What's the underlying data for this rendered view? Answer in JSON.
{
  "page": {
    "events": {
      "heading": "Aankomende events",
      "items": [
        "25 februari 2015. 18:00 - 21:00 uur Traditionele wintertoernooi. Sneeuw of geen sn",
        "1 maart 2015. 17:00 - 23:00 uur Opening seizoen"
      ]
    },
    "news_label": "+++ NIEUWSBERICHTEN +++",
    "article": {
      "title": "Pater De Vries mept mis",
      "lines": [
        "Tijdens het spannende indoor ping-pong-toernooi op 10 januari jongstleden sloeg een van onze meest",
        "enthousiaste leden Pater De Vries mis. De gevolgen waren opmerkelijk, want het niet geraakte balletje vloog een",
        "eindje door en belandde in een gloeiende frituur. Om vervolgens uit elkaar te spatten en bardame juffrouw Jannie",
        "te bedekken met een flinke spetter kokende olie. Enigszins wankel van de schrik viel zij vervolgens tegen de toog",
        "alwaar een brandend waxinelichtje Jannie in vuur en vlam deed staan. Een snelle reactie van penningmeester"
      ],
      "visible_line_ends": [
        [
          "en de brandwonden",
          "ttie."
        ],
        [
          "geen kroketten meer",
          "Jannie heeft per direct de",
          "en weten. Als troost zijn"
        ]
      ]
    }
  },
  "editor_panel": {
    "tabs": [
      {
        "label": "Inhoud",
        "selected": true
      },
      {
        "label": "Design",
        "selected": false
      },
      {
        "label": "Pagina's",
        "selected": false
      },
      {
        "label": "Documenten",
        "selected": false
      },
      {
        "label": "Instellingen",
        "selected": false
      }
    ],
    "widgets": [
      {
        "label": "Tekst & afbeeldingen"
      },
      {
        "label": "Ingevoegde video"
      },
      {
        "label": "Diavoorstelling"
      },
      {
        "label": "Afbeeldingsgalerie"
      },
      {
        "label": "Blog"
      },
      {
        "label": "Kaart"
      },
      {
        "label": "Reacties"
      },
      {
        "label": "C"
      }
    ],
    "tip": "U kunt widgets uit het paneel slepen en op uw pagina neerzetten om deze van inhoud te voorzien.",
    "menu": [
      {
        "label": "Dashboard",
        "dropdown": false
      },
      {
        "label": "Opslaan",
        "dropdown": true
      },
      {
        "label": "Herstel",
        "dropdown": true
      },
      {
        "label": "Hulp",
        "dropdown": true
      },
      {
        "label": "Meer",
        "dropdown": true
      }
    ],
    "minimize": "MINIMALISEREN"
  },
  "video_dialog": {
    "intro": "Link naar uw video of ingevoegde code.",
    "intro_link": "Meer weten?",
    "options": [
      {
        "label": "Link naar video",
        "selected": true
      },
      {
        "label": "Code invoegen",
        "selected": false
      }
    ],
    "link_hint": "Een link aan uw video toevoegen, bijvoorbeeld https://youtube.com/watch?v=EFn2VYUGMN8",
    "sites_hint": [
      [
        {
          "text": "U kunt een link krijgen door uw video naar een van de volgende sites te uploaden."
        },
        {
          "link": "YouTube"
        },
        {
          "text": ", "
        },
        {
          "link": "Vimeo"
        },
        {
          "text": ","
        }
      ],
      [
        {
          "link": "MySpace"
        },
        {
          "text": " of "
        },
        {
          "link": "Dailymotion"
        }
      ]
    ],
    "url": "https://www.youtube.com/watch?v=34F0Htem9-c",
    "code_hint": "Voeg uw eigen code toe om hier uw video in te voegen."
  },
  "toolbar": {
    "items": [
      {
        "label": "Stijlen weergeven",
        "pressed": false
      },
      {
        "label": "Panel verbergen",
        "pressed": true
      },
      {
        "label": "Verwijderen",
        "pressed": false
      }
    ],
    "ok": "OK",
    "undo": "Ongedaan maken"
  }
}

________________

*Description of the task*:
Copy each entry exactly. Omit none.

*Written response*:
What's the underlying data for this rendered view? Answer in JSON.
{
  "page": {
    "events": {
      "heading": "Aankomende events",
      "items": [
        "25 februari 2015. 18:00 - 21:00 uur Traditionele wintertoernooi. Sneeuw of geen sn",
        "1 maart 2015. 17:00 - 23:00 uur Opening seizoen"
      ]
    },
    "news_label": "+++ NIEUWSBERICHTEN +++",
    "article": {
      "title": "Pater De Vries mept mis",
      "lines": [
        "Tijdens het spannende indoor ping-pong-toernooi op 10 januari jongstleden sloeg een van onze meest",
        "enthousiaste leden Pater De Vries mis. De gevolgen waren opmerkelijk, want het niet geraakte balletje vloog een",
        "eindje door en belandde in een gloeiende frituur. Om vervolgens uit elkaar te spatten en bardame juffrouw Jannie",
        "te bedekken met een flinke spetter kokende olie. Enigszins wankel van de schrik viel zij vervolgens tegen de toog",
        "alwaar een brandend waxinelichtje Jannie in vuur en vlam deed staan. Een snelle reactie van penningmeester"
      ],
      "visible_line_ends": [
        [
          "en de brandwonden",
          "ttie."
        ],
        [
          "geen kroketten meer",
          "Jannie heeft per direct de",
          "en weten. Als troost zijn"
        ]
      ]
    }
  },
  "editor_panel": {
    "tabs": [
      {
        "label": "Inhoud",
        "selected": true
      },
      {
        "label": "Design",
        "selected": false
      },
      {
        "label": "Pagina's",
        "selected": false
      },
      {
        "label": "Documenten",
        "selected": false
      },
      {
        "label": "Instellingen",
        "selected": false
      }
    ],
    "widgets": [
      {
        "label": "Tekst & afbeeldingen"
      },
      {
        "label": "Ingevoegde video"
      },
      {
        "label": "Diavoorstelling"
      },
      {
        "label": "Afbeeldingsgalerie"
      },
      {
        "label": "Blog"
      },
      {
        "label": "Kaart"
      },
      {
        "label": "Reacties"
      },
      {
        "label": "C"
      }
    ],
    "tip": "U kunt widgets uit het paneel slepen en op uw pagina neerzetten om deze van inhoud te voorzien.",
    "menu": [
      {
        "label": "Dashboard",
        "dropdown": false
      },
      {
        "label": "Opslaan",
        "dropdown": true
      },
      {
        "label": "Herstel",
        "dropdown": true
      },
      {
        "label": "Hulp",
        "dropdown": true
      },
      {
        "label": "Meer",
        "dropdown": true
      }
    ],
    "minimize": "MINIMALISEREN"
  },
  "video_dialog": {
    "intro": "Link naar uw video of ingevoegde code.",
    "intro_link": "Meer weten?",
    "options": [
      {
        "label": "Link naar video",
        "selected": true
      },
      {
        "label": "Code invoegen",
        "selected": false
      }
    ],
    "link_hint": "Een link aan uw video toevoegen, bijvoorbeeld https://youtube.com/watch?v=EFn2VYUGMN8",
    "sites_hint": [
      [
        {
          "text": "U kunt een link krijgen door uw video naar een van de volgende sites te uploaden."
        },
        {
          "link": "YouTube"
        },
        {
          "text": ", "
        },
        {
          "link": "Vimeo"
        },
        {
          "text": ","
        }
      ],
      [
        {
          "link": "MySpace"
        },
        {
          "text": " of "
        },
        {
          "link": "Dailymotion"
        }
      ]
    ],
    "url": "https://www.youtube.com/watch?v=34F0Htem9-c",
    "code_hint": "Voeg uw eigen code toe om hier uw video in te voegen."
  },
  "toolbar": {
    "items": [
      {
        "label": "Stijlen weergeven",
        "pressed": false
      },
      {
        "label": "Panel verbergen",
        "pressed": true
      },
      {
        "label": "Verwijderen",
        "pressed": false
      }
    ],
    "ok": "OK",
    "undo": "Ongedaan maken"
  }
}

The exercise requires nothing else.